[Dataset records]

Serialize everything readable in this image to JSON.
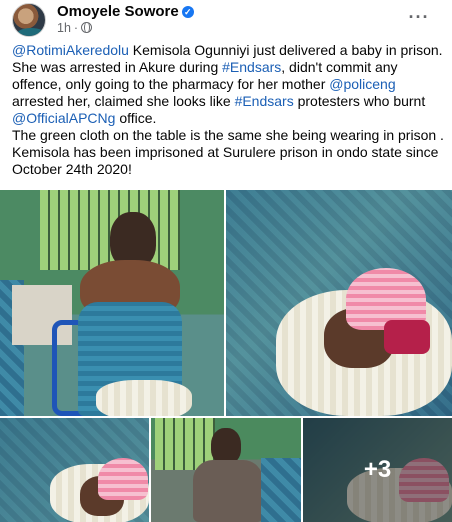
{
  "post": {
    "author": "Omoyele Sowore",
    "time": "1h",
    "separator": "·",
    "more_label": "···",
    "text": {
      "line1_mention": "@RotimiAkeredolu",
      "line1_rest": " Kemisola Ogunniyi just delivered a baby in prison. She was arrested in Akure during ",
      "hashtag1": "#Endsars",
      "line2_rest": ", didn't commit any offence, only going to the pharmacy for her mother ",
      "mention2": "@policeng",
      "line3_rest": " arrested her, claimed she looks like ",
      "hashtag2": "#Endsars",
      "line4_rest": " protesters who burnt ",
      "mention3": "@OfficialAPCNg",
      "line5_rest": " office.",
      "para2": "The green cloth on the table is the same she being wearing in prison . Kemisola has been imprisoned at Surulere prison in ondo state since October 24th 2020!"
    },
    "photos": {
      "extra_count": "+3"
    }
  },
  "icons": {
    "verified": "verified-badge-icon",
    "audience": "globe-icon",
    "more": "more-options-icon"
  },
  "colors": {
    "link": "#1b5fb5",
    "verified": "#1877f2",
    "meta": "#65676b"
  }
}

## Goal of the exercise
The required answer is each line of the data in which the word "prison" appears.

## Task result
      "line1_rest": " Kemisola Ogunniyi just delivered a baby in prison. She was arrested in Akure during ",
      "para2": "The green cloth on the table is the same she being wearing in prison . Kemisola has been imprisoned at Surulere prison in ondo state since October 24th 2020!"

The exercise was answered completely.